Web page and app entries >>

========================================

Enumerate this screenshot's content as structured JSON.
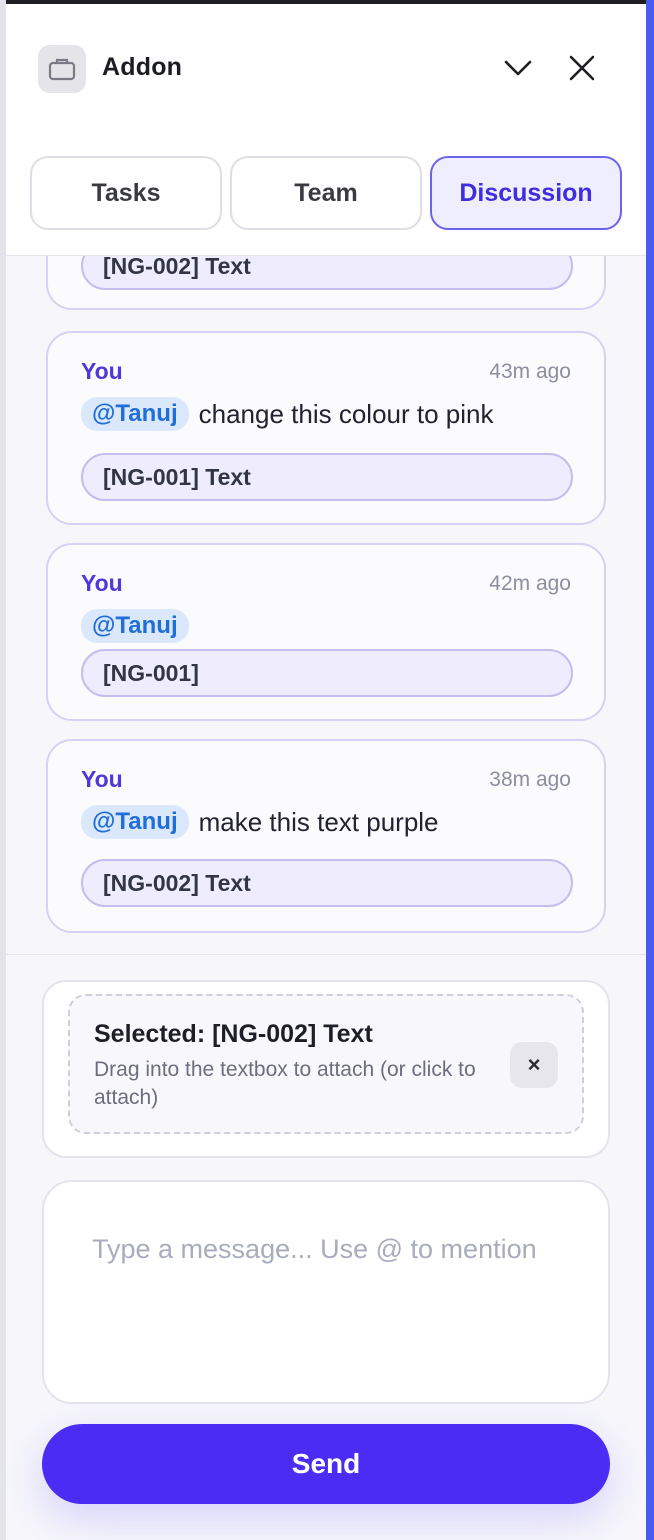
{
  "app": {
    "title": "Addon",
    "icon": "briefcase-icon",
    "accent_color": "#4a2cf5"
  },
  "header": {
    "collapse_icon": "chevron-down-icon",
    "close_icon": "close-icon"
  },
  "tabs": [
    {
      "label": "Tasks",
      "active": false
    },
    {
      "label": "Team",
      "active": false
    },
    {
      "label": "Discussion",
      "active": true
    }
  ],
  "messages": [
    {
      "author": "",
      "time": "",
      "mention": "",
      "text": "",
      "tag": "[NG-002] Text"
    },
    {
      "author": "You",
      "time": "43m ago",
      "mention": "@Tanuj",
      "text": "change this colour to pink",
      "tag": "[NG-001] Text"
    },
    {
      "author": "You",
      "time": "42m ago",
      "mention": "@Tanuj",
      "text": "",
      "tag": "[NG-001]"
    },
    {
      "author": "You",
      "time": "38m ago",
      "mention": "@Tanuj",
      "text": "make this text purple",
      "tag": "[NG-002] Text"
    }
  ],
  "selection": {
    "title": "Selected: [NG-002] Text",
    "hint": "Drag into the textbox to attach (or click to attach)",
    "clear_label": "×"
  },
  "composer": {
    "placeholder": "Type a message... Use @ to mention",
    "value": ""
  },
  "send_label": "Send"
}
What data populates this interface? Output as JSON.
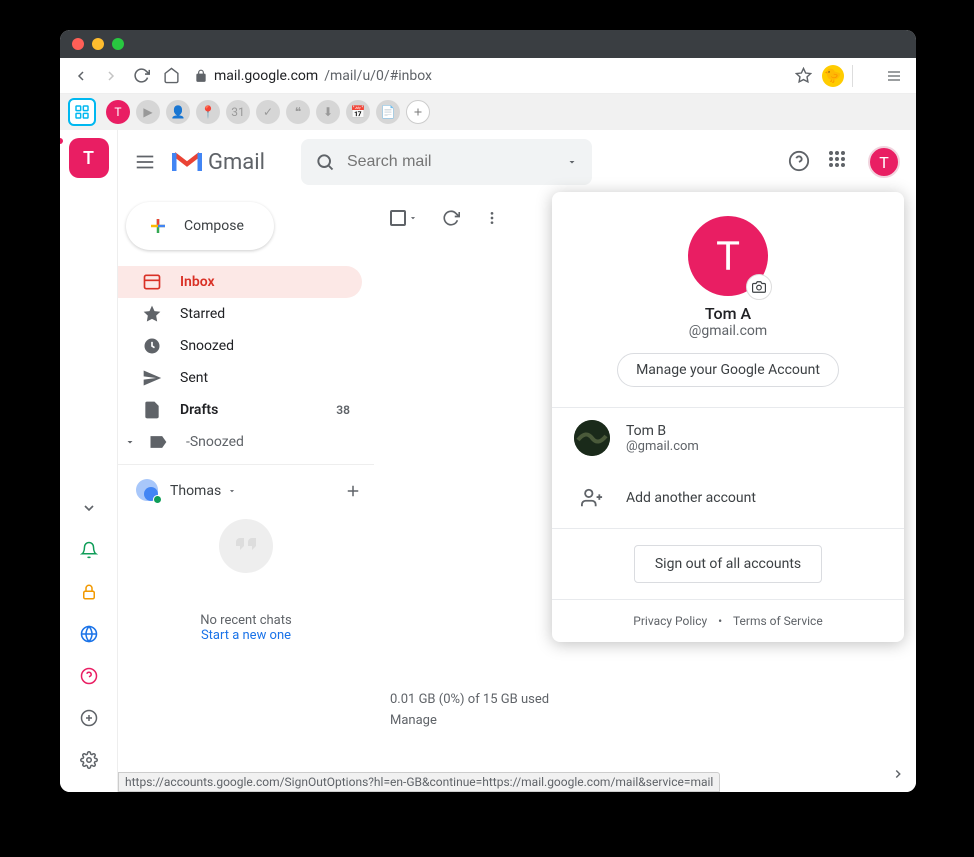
{
  "browser": {
    "url_domain": "mail.google.com",
    "url_path": "/mail/u/0/#inbox",
    "status_url": "https://accounts.google.com/SignOutOptions?hl=en-GB&continue=https://mail.google.com/mail&service=mail"
  },
  "leftrail": {
    "avatar_letter": "T"
  },
  "header": {
    "product": "Gmail",
    "search_placeholder": "Search mail",
    "avatar_letter": "T"
  },
  "compose_label": "Compose",
  "nav": {
    "inbox": "Inbox",
    "starred": "Starred",
    "snoozed": "Snoozed",
    "sent": "Sent",
    "drafts": "Drafts",
    "drafts_count": "38",
    "custom_label": "-Snoozed"
  },
  "hangouts": {
    "user": "Thomas",
    "empty": "No recent chats",
    "start": "Start a new one"
  },
  "storage": {
    "line1": "0.01 GB (0%) of 15 GB used",
    "manage": "Manage"
  },
  "account_popup": {
    "avatar_letter": "T",
    "name": "Tom A",
    "email": "@gmail.com",
    "manage": "Manage your Google Account",
    "other_name": "Tom B",
    "other_email": "@gmail.com",
    "add": "Add another account",
    "signout": "Sign out of all accounts",
    "privacy": "Privacy Policy",
    "terms": "Terms of Service"
  }
}
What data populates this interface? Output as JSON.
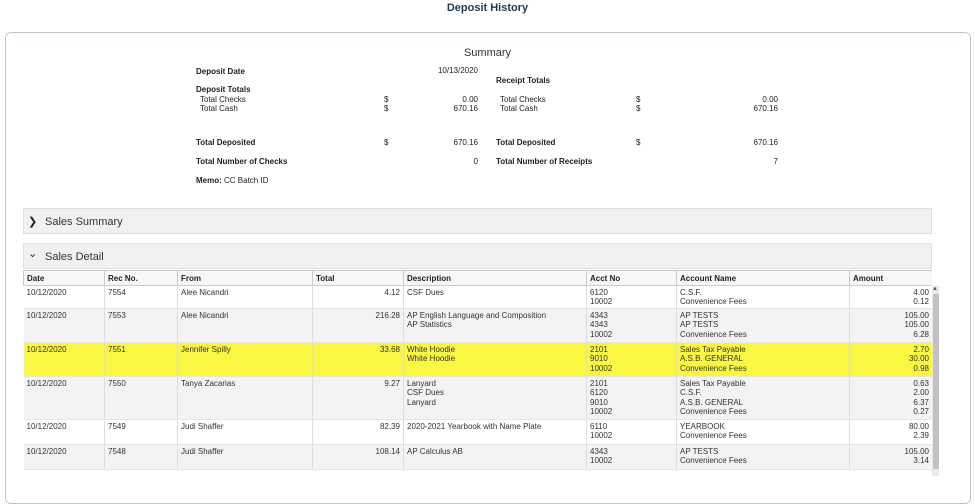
{
  "page_title": "Deposit History",
  "summary": {
    "title": "Summary",
    "deposit_date_label": "Deposit Date",
    "deposit_date": "10/13/2020",
    "deposit_totals_label": "Deposit Totals",
    "receipt_totals_label": "Receipt Totals",
    "total_checks_label": "Total Checks",
    "total_cash_label": "Total Cash",
    "currency": "$",
    "deposit_checks": "0.00",
    "deposit_cash": "670.16",
    "receipt_checks": "0.00",
    "receipt_cash": "670.16",
    "total_deposited_label": "Total Deposited",
    "deposit_total_deposited": "670.16",
    "receipt_total_deposited": "670.16",
    "num_checks_label": "Total Number of Checks",
    "num_checks": "0",
    "num_receipts_label": "Total Number of Receipts",
    "num_receipts": "7",
    "memo_label": "Memo:",
    "memo_value": "CC Batch ID"
  },
  "sections": {
    "sales_summary": {
      "label": "Sales Summary",
      "icon": "chevron-right-icon",
      "glyph": "❯"
    },
    "sales_detail": {
      "label": "Sales Detail",
      "icon": "chevron-down-icon",
      "glyph": "⌄"
    }
  },
  "table": {
    "columns": [
      "Date",
      "Rec No.",
      "From",
      "Total",
      "Description",
      "Acct No",
      "Account Name",
      "Amount"
    ],
    "rows": [
      {
        "date": "10/12/2020",
        "rec": "7554",
        "from": "Alee Nicandri",
        "total": "4.12",
        "desc": [
          "CSF Dues"
        ],
        "acct": [
          "6120",
          "10002"
        ],
        "names": [
          "C.S.F.",
          "Convenience Fees"
        ],
        "amounts": [
          "4.00",
          "0.12"
        ],
        "highlight": false
      },
      {
        "date": "10/12/2020",
        "rec": "7553",
        "from": "Alee Nicandri",
        "total": "216.28",
        "desc": [
          "AP English Language and Composition",
          "AP Statistics"
        ],
        "acct": [
          "4343",
          "4343",
          "10002"
        ],
        "names": [
          "AP TESTS",
          "AP TESTS",
          "Convenience Fees"
        ],
        "amounts": [
          "105.00",
          "105.00",
          "6.28"
        ],
        "highlight": false
      },
      {
        "date": "10/12/2020",
        "rec": "7551",
        "from": "Jennifer Spilly",
        "total": "33.68",
        "desc": [
          "White Hoodie",
          "White Hoodie"
        ],
        "acct": [
          "2101",
          "9010",
          "10002"
        ],
        "names": [
          "Sales Tax Payable",
          "A.S.B. GENERAL",
          "Convenience Fees"
        ],
        "amounts": [
          "2.70",
          "30.00",
          "0.98"
        ],
        "highlight": true
      },
      {
        "date": "10/12/2020",
        "rec": "7550",
        "from": "Tanya Zacarias",
        "total": "9.27",
        "desc": [
          "Lanyard",
          "CSF Dues",
          "Lanyard"
        ],
        "acct": [
          "2101",
          "6120",
          "9010",
          "10002"
        ],
        "names": [
          "Sales Tax Payable",
          "C.S.F.",
          "A.S.B. GENERAL",
          "Convenience Fees"
        ],
        "amounts": [
          "0.63",
          "2.00",
          "6.37",
          "0.27"
        ],
        "highlight": false
      },
      {
        "date": "10/12/2020",
        "rec": "7549",
        "from": "Judi Shaffer",
        "total": "82.39",
        "desc": [
          "2020-2021 Yearbook with Name Plate"
        ],
        "acct": [
          "6110",
          "10002"
        ],
        "names": [
          "YEARBOOK",
          "Convenience Fees"
        ],
        "amounts": [
          "80.00",
          "2.39"
        ],
        "highlight": false
      },
      {
        "date": "10/12/2020",
        "rec": "7548",
        "from": "Judi Shaffer",
        "total": "108.14",
        "desc": [
          "AP Calculus AB"
        ],
        "acct": [
          "4343",
          "10002"
        ],
        "names": [
          "AP TESTS",
          "Convenience Fees"
        ],
        "amounts": [
          "105.00",
          "3.14"
        ],
        "highlight": false
      }
    ]
  },
  "colors": {
    "highlight": "#faf743",
    "title": "#1f3a4d"
  }
}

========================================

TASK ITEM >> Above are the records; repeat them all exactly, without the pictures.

ANSWER AREA >>
Enumerate this screenshot's content as structured JSON.
{
  "app": {
    "title": "Addon",
    "icon": "briefcase-icon",
    "accent_color": "#4a2cf5"
  },
  "header": {
    "collapse_icon": "chevron-down-icon",
    "close_icon": "close-icon"
  },
  "tabs": [
    {
      "label": "Tasks",
      "active": false
    },
    {
      "label": "Team",
      "active": false
    },
    {
      "label": "Discussion",
      "active": true
    }
  ],
  "messages": [
    {
      "author": "",
      "time": "",
      "mention": "",
      "text": "",
      "tag": "[NG-002] Text"
    },
    {
      "author": "You",
      "time": "43m ago",
      "mention": "@Tanuj",
      "text": "change this colour to pink",
      "tag": "[NG-001] Text"
    },
    {
      "author": "You",
      "time": "42m ago",
      "mention": "@Tanuj",
      "text": "",
      "tag": "[NG-001]"
    },
    {
      "author": "You",
      "time": "38m ago",
      "mention": "@Tanuj",
      "text": "make this text purple",
      "tag": "[NG-002] Text"
    }
  ],
  "selection": {
    "title": "Selected: [NG-002] Text",
    "hint": "Drag into the textbox to attach (or click to attach)",
    "clear_label": "×"
  },
  "composer": {
    "placeholder": "Type a message... Use @ to mention",
    "value": ""
  },
  "send_label": "Send"
}
What data populates this interface? Output as JSON.
{
  "browser": {
    "url_domain": "mail.google.com",
    "url_path": "/mail/u/0/#inbox",
    "status_url": "https://accounts.google.com/SignOutOptions?hl=en-GB&continue=https://mail.google.com/mail&service=mail"
  },
  "leftrail": {
    "avatar_letter": "T"
  },
  "header": {
    "product": "Gmail",
    "search_placeholder": "Search mail",
    "avatar_letter": "T"
  },
  "compose_label": "Compose",
  "nav": {
    "inbox": "Inbox",
    "starred": "Starred",
    "snoozed": "Snoozed",
    "sent": "Sent",
    "drafts": "Drafts",
    "drafts_count": "38",
    "custom_label": "-Snoozed"
  },
  "hangouts": {
    "user": "Thomas",
    "empty": "No recent chats",
    "start": "Start a new one"
  },
  "storage": {
    "line1": "0.01 GB (0%) of 15 GB used",
    "manage": "Manage"
  },
  "account_popup": {
    "avatar_letter": "T",
    "name": "Tom A",
    "email": "@gmail.com",
    "manage": "Manage your Google Account",
    "other_name": "Tom B",
    "other_email": "@gmail.com",
    "add": "Add another account",
    "signout": "Sign out of all accounts",
    "privacy": "Privacy Policy",
    "terms": "Terms of Service"
  }
}
What data populates this interface? Output as JSON.
{
  "page_title": "Deposit History",
  "summary": {
    "title": "Summary",
    "deposit_date_label": "Deposit Date",
    "deposit_date": "10/13/2020",
    "deposit_totals_label": "Deposit Totals",
    "receipt_totals_label": "Receipt Totals",
    "total_checks_label": "Total Checks",
    "total_cash_label": "Total Cash",
    "currency": "$",
    "deposit_checks": "0.00",
    "deposit_cash": "670.16",
    "receipt_checks": "0.00",
    "receipt_cash": "670.16",
    "total_deposited_label": "Total Deposited",
    "deposit_total_deposited": "670.16",
    "receipt_total_deposited": "670.16",
    "num_checks_label": "Total Number of Checks",
    "num_checks": "0",
    "num_receipts_label": "Total Number of Receipts",
    "num_receipts": "7",
    "memo_label": "Memo:",
    "memo_value": "CC Batch ID"
  },
  "sections": {
    "sales_summary": {
      "label": "Sales Summary",
      "icon": "chevron-right-icon",
      "glyph": "❯"
    },
    "sales_detail": {
      "label": "Sales Detail",
      "icon": "chevron-down-icon",
      "glyph": "⌄"
    }
  },
  "table": {
    "columns": [
      "Date",
      "Rec No.",
      "From",
      "Total",
      "Description",
      "Acct No",
      "Account Name",
      "Amount"
    ],
    "rows": [
      {
        "date": "10/12/2020",
        "rec": "7554",
        "from": "Alee Nicandri",
        "total": "4.12",
        "desc": [
          "CSF Dues"
        ],
        "acct": [
          "6120",
          "10002"
        ],
        "names": [
          "C.S.F.",
          "Convenience Fees"
        ],
        "amounts": [
          "4.00",
          "0.12"
        ],
        "highlight": false
      },
      {
        "date": "10/12/2020",
        "rec": "7553",
        "from": "Alee Nicandri",
        "total": "216.28",
        "desc": [
          "AP English Language and Composition",
          "AP Statistics"
        ],
        "acct": [
          "4343",
          "4343",
          "10002"
        ],
        "names": [
          "AP TESTS",
          "AP TESTS",
          "Convenience Fees"
        ],
        "amounts": [
          "105.00",
          "105.00",
          "6.28"
        ],
        "highlight": false
      },
      {
        "date": "10/12/2020",
        "rec": "7551",
        "from": "Jennifer Spilly",
        "total": "33.68",
        "desc": [
          "White Hoodie",
          "White Hoodie"
        ],
        "acct": [
          "2101",
          "9010",
          "10002"
        ],
        "names": [
          "Sales Tax Payable",
          "A.S.B. GENERAL",
          "Convenience Fees"
        ],
        "amounts": [
          "2.70",
          "30.00",
          "0.98"
        ],
        "highlight": true
      },
      {
        "date": "10/12/2020",
        "rec": "7550",
        "from": "Tanya Zacarias",
        "total": "9.27",
        "desc": [
          "Lanyard",
          "CSF Dues",
          "Lanyard"
        ],
        "acct": [
          "2101",
          "6120",
          "9010",
          "10002"
        ],
        "names": [
          "Sales Tax Payable",
          "C.S.F.",
          "A.S.B. GENERAL",
          "Convenience Fees"
        ],
        "amounts": [
          "0.63",
          "2.00",
          "6.37",
          "0.27"
        ],
        "highlight": false
      },
      {
        "date": "10/12/2020",
        "rec": "7549",
        "from": "Judi Shaffer",
        "total": "82.39",
        "desc": [
          "2020-2021 Yearbook with Name Plate"
        ],
        "acct": [
          "6110",
          "10002"
        ],
        "names": [
          "YEARBOOK",
          "Convenience Fees"
        ],
        "amounts": [
          "80.00",
          "2.39"
        ],
        "highlight": false
      },
      {
        "date": "10/12/2020",
        "rec": "7548",
        "from": "Judi Shaffer",
        "total": "108.14",
        "desc": [
          "AP Calculus AB"
        ],
        "acct": [
          "4343",
          "10002"
        ],
        "names": [
          "AP TESTS",
          "Convenience Fees"
        ],
        "amounts": [
          "105.00",
          "3.14"
        ],
        "highlight": false
      }
    ]
  },
  "colors": {
    "highlight": "#faf743",
    "title": "#1f3a4d"
  }
}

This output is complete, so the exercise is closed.